# PROMPT
Show every line of the records below that contains the word "JSON".

[Extracted data entries]
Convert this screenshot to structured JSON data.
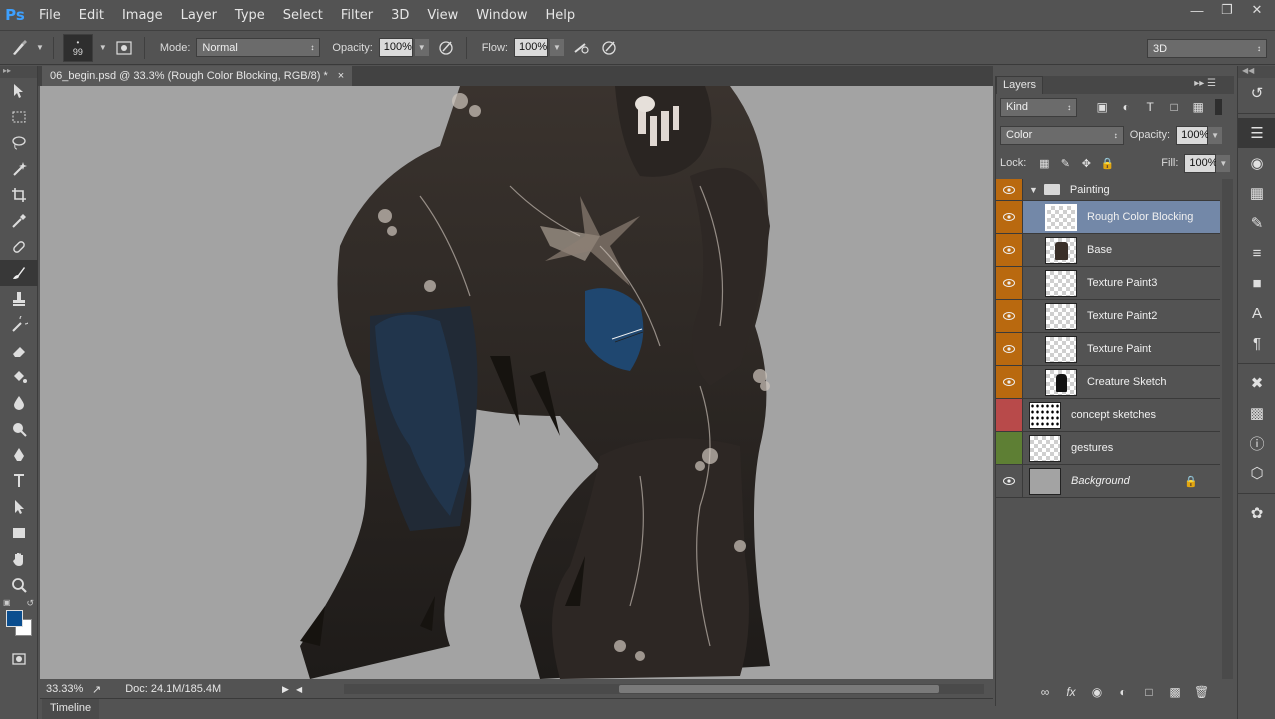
{
  "app": {
    "logo": "Ps"
  },
  "menu": [
    "File",
    "Edit",
    "Image",
    "Layer",
    "Type",
    "Select",
    "Filter",
    "3D",
    "View",
    "Window",
    "Help"
  ],
  "options": {
    "brush_size": "99",
    "mode_label": "Mode:",
    "mode_value": "Normal",
    "opacity_label": "Opacity:",
    "opacity_value": "100%",
    "flow_label": "Flow:",
    "flow_value": "100%",
    "workspace": "3D"
  },
  "document": {
    "tab_title": "06_begin.psd @ 33.3% (Rough Color Blocking, RGB/8) *",
    "close": "×"
  },
  "status": {
    "zoom": "33.33%",
    "doc_info": "Doc: 24.1M/185.4M"
  },
  "timeline": {
    "label": "Timeline"
  },
  "layers_panel": {
    "tab": "Layers",
    "filter_kind": "Kind",
    "blend_mode": "Color",
    "opacity_label": "Opacity:",
    "opacity_value": "100%",
    "lock_label": "Lock:",
    "fill_label": "Fill:",
    "fill_value": "100%",
    "group_name": "Painting",
    "layers": [
      {
        "name": "Rough Color Blocking"
      },
      {
        "name": "Base"
      },
      {
        "name": "Texture Paint3"
      },
      {
        "name": "Texture Paint2"
      },
      {
        "name": "Texture Paint"
      },
      {
        "name": "Creature Sketch"
      },
      {
        "name": "concept sketches"
      },
      {
        "name": "gestures"
      },
      {
        "name": "Background"
      }
    ]
  },
  "colors": {
    "foreground": "#0b4e8f",
    "background": "#ffffff",
    "selected_layer": "#7388a8",
    "label_orange": "#b9690f",
    "label_red": "#b84a4a",
    "label_green": "#5e7f34",
    "canvas_bg": "#a3a3a3"
  }
}
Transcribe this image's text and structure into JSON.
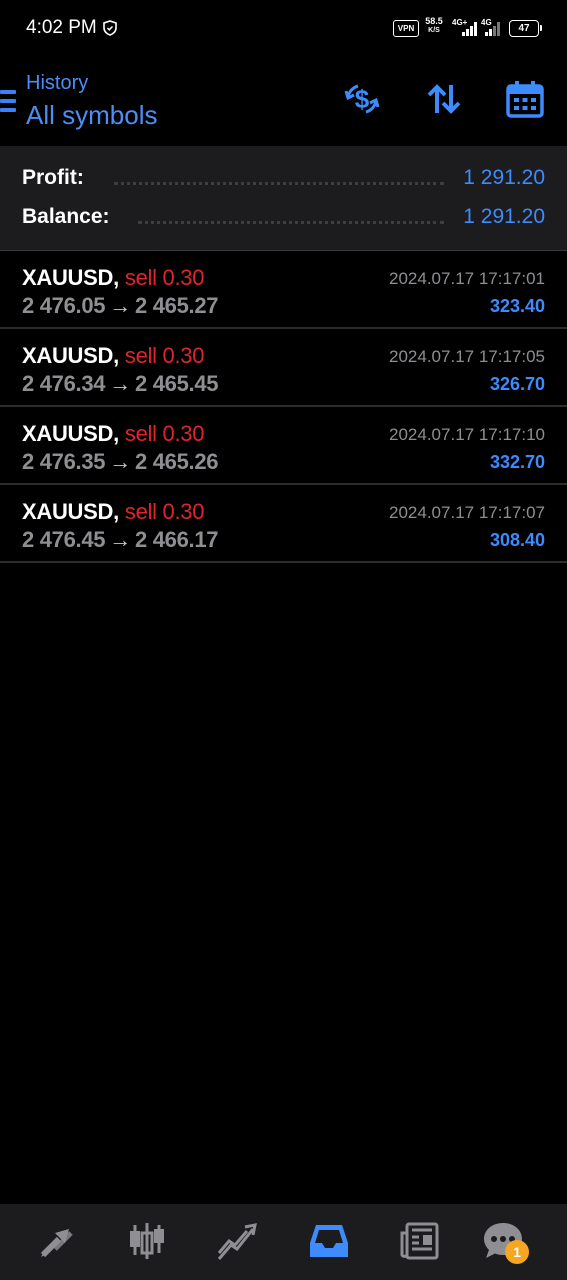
{
  "status_bar": {
    "time": "4:02 PM",
    "vpn": "VPN",
    "net_speed_value": "58.5",
    "net_speed_unit": "K/S",
    "signal1_label": "4G+",
    "signal2_label": "4G",
    "battery": "47"
  },
  "header": {
    "subtitle": "History",
    "title": "All symbols"
  },
  "summary": {
    "profit_label": "Profit:",
    "profit_value": "1 291.20",
    "balance_label": "Balance:",
    "balance_value": "1 291.20"
  },
  "deals": [
    {
      "symbol": "XAUUSD,",
      "type": "sell 0.30",
      "open_price": "2 476.05",
      "arrow": "→",
      "close_price": "2 465.27",
      "time": "2024.07.17 17:17:01",
      "profit": "323.40"
    },
    {
      "symbol": "XAUUSD,",
      "type": "sell 0.30",
      "open_price": "2 476.34",
      "arrow": "→",
      "close_price": "2 465.45",
      "time": "2024.07.17 17:17:05",
      "profit": "326.70"
    },
    {
      "symbol": "XAUUSD,",
      "type": "sell 0.30",
      "open_price": "2 476.35",
      "arrow": "→",
      "close_price": "2 465.26",
      "time": "2024.07.17 17:17:10",
      "profit": "332.70"
    },
    {
      "symbol": "XAUUSD,",
      "type": "sell 0.30",
      "open_price": "2 476.45",
      "arrow": "→",
      "close_price": "2 466.17",
      "time": "2024.07.17 17:17:07",
      "profit": "308.40"
    }
  ],
  "bottom_nav": {
    "chat_badge": "1"
  },
  "colors": {
    "accent": "#3d8bfd",
    "sell": "#e0242b",
    "muted": "#8e8e93",
    "badge": "#f5a623"
  }
}
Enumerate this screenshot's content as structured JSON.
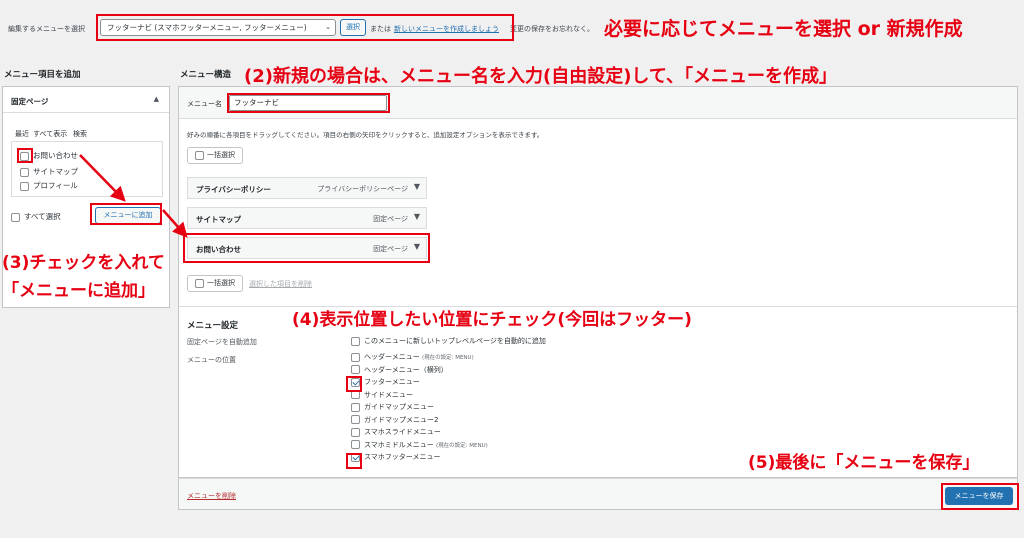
{
  "topbar": {
    "select_label": "編集するメニューを選択",
    "selected_menu": "フッターナビ (スマホフッターメニュー, フッターメニュー)",
    "select_button": "選択",
    "or_text": "または",
    "new_menu_link": "新しいメニューを作成しましょう",
    "save_reminder": "変更の保存をお忘れなく。"
  },
  "left": {
    "heading": "メニュー項目を追加",
    "section_title": "固定ページ",
    "tabs": [
      "最近",
      "すべて表示",
      "検索"
    ],
    "pages": [
      "お問い合わせ",
      "サイトマップ",
      "プロフィール"
    ],
    "select_all": "すべて選択",
    "add_button": "メニューに追加"
  },
  "structure": {
    "heading": "メニュー構造",
    "name_label": "メニュー名",
    "name_value": "フッターナビ",
    "instructions": "好みの順番に各項目をドラッグしてください。項目の右側の矢印をクリックすると、追加設定オプションを表示できます。",
    "bulk_select": "一括選択",
    "items": [
      {
        "title": "プライバシーポリシー",
        "type": "プライバシーポリシーページ"
      },
      {
        "title": "サイトマップ",
        "type": "固定ページ"
      },
      {
        "title": "お問い合わせ",
        "type": "固定ページ"
      }
    ],
    "remove_selected": "選択した項目を削除"
  },
  "settings": {
    "heading": "メニュー設定",
    "auto_add_label": "固定ページを自動追加",
    "auto_add_option": "このメニューに新しいトップレベルページを自動的に追加",
    "location_label": "メニューの位置",
    "locations": [
      {
        "name": "ヘッダーメニュー",
        "note": "(現在の設定: MENU)",
        "checked": false
      },
      {
        "name": "ヘッダーメニュー（横列）",
        "note": "",
        "checked": false
      },
      {
        "name": "フッターメニュー",
        "note": "",
        "checked": true
      },
      {
        "name": "サイドメニュー",
        "note": "",
        "checked": false
      },
      {
        "name": "ガイドマップメニュー",
        "note": "",
        "checked": false
      },
      {
        "name": "ガイドマップメニュー2",
        "note": "",
        "checked": false
      },
      {
        "name": "スマホスライドメニュー",
        "note": "",
        "checked": false
      },
      {
        "name": "スマホミドルメニュー",
        "note": "(現在の設定: MENU)",
        "checked": false
      },
      {
        "name": "スマホフッターメニュー",
        "note": "",
        "checked": true
      }
    ]
  },
  "footer": {
    "delete_link": "メニューを削除",
    "save_button": "メニューを保存"
  },
  "annotations": {
    "a1": "必要に応じてメニューを選択 or 新規作成",
    "a2": "(2)新規の場合は、メニュー名を入力(自由設定)して、「メニューを作成」",
    "a3_line1": "(3)チェックを入れて",
    "a3_line2": "「メニューに追加」",
    "a4": "(4)表示位置したい位置にチェック(今回はフッター)",
    "a5": "(5)最後に「メニューを保存」"
  },
  "colors": {
    "annotation_red": "#e60012",
    "wp_blue": "#2271b1",
    "background": "#f0f0f1"
  }
}
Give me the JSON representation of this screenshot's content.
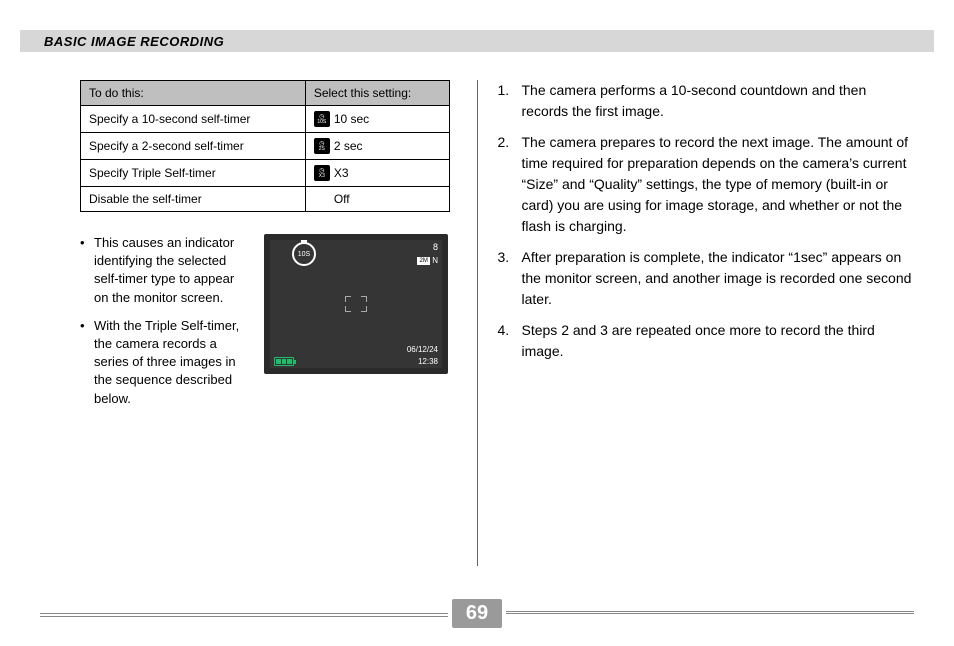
{
  "header": {
    "title": "BASIC IMAGE RECORDING"
  },
  "table": {
    "head": {
      "col1": "To do this:",
      "col2": "Select this setting:"
    },
    "rows": [
      {
        "action": "Specify a 10-second self-timer",
        "icon_sub": "10S",
        "label": "10 sec"
      },
      {
        "action": "Specify a 2-second self-timer",
        "icon_sub": "2S",
        "label": "2 sec"
      },
      {
        "action": "Specify Triple Self-timer",
        "icon_sub": "X3",
        "label": "X3"
      },
      {
        "action": "Disable the self-timer",
        "icon_sub": "",
        "label": "Off"
      }
    ]
  },
  "bullets": [
    "This causes an indicator identifying the selected self-timer type to appear on the monitor screen.",
    "With the Triple Self-timer, the camera records a series of three images in the sequence described below."
  ],
  "lcd": {
    "timer_label": "10S",
    "shots_remaining": "8",
    "size_badge": "2M",
    "quality": "N",
    "date": "06/12/24",
    "time": "12:38"
  },
  "steps": [
    "The camera performs a 10-second countdown and then records the first image.",
    "The camera prepares to record the next image. The amount of time required for preparation depends on the camera’s current “Size” and “Quality” settings, the type of memory (built-in or card) you are using for image storage, and whether or not the flash is charging.",
    "After preparation is complete, the indicator “1sec” appears on the monitor screen, and another image is recorded one second later.",
    "Steps 2 and 3 are repeated once more to record the third image."
  ],
  "page_number": "69"
}
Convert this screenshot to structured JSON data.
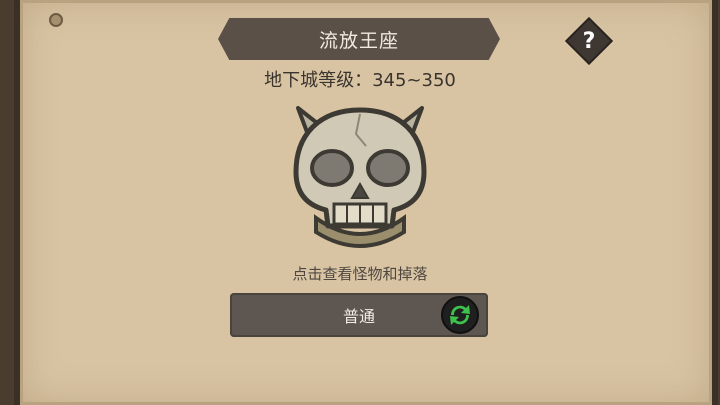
{
  "header": {
    "title": "流放王座",
    "help_symbol": "?"
  },
  "dungeon": {
    "level_text": "地下城等级：345~350",
    "boss_icon": "horned-skull-icon"
  },
  "hint_text": "点击查看怪物和掉落",
  "mode": {
    "label": "普通",
    "switch_icon": "refresh-arrows-icon"
  },
  "colors": {
    "panel": "#d8c4a3",
    "title_bar": "#5b5048",
    "refresh_green": "#39b54a"
  }
}
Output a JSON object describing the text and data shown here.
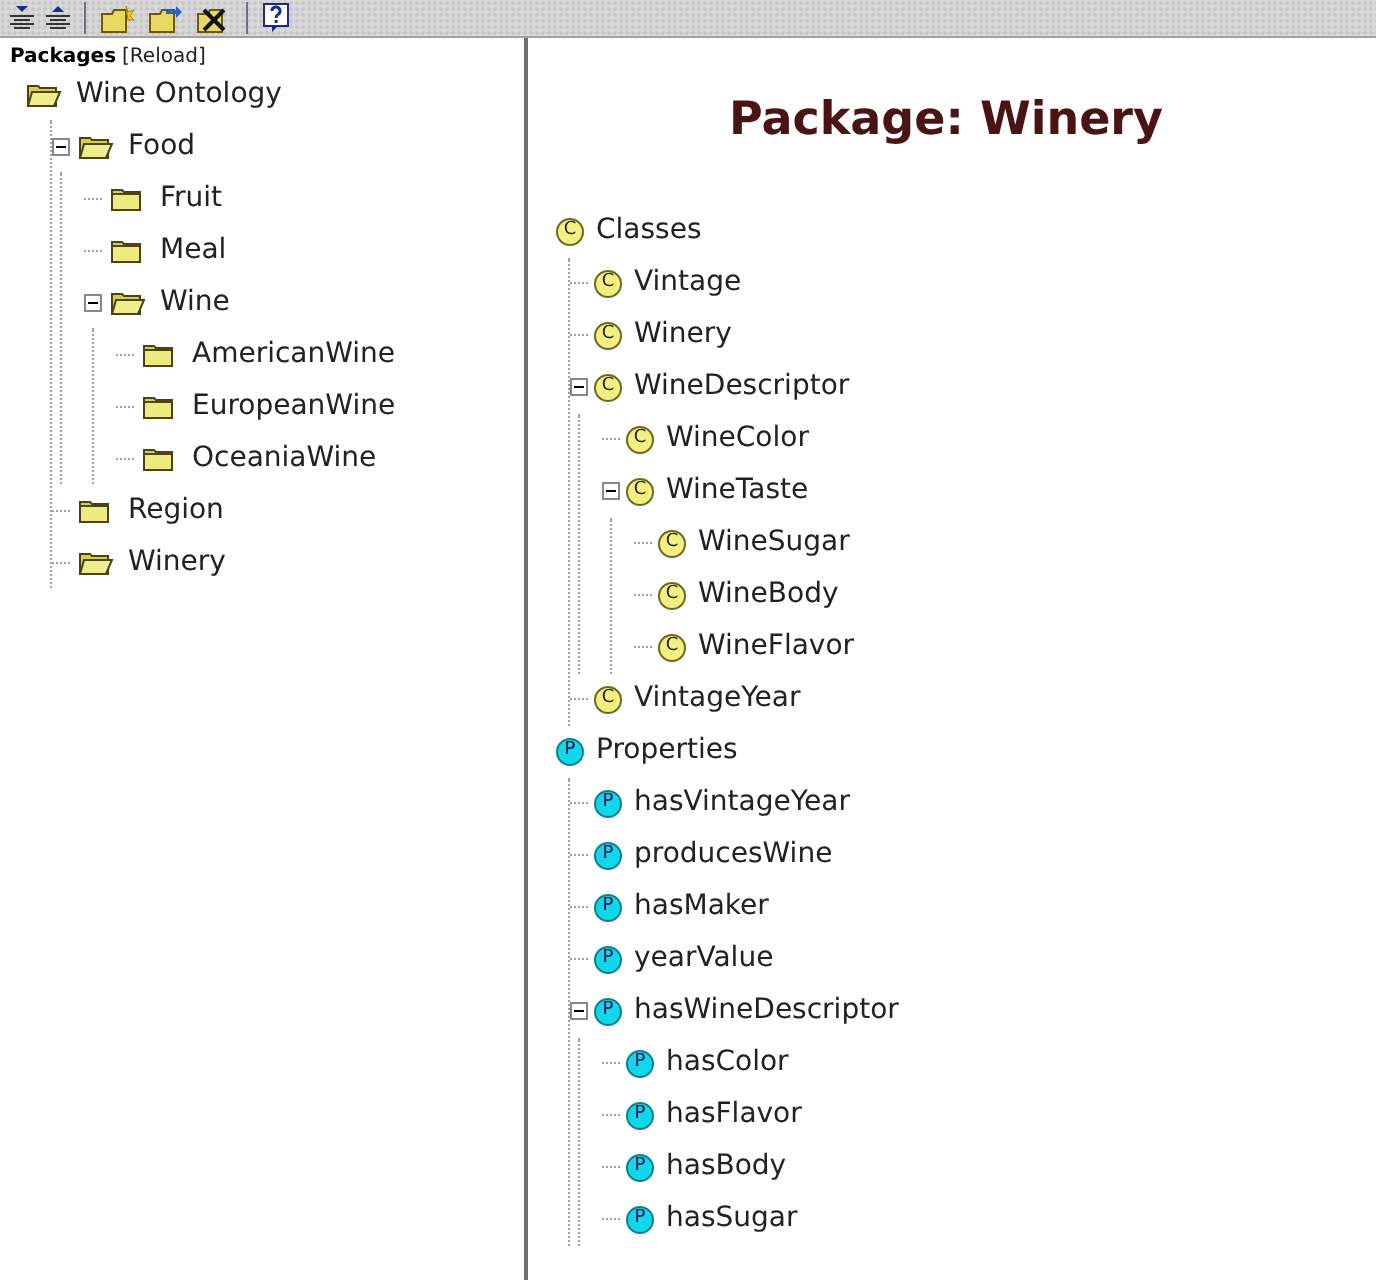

# RESPONSE FOR THIS EXERCISE
Convert this screenshot to structured JSON data.
Transcribe this image's text and structure into JSON.
Enumerate this screenshot's content as structured JSON.
Give me the JSON representation of this screenshot's content.
Convert this screenshot to structured JSON data.
Output a JSON object describing the text and data shown here.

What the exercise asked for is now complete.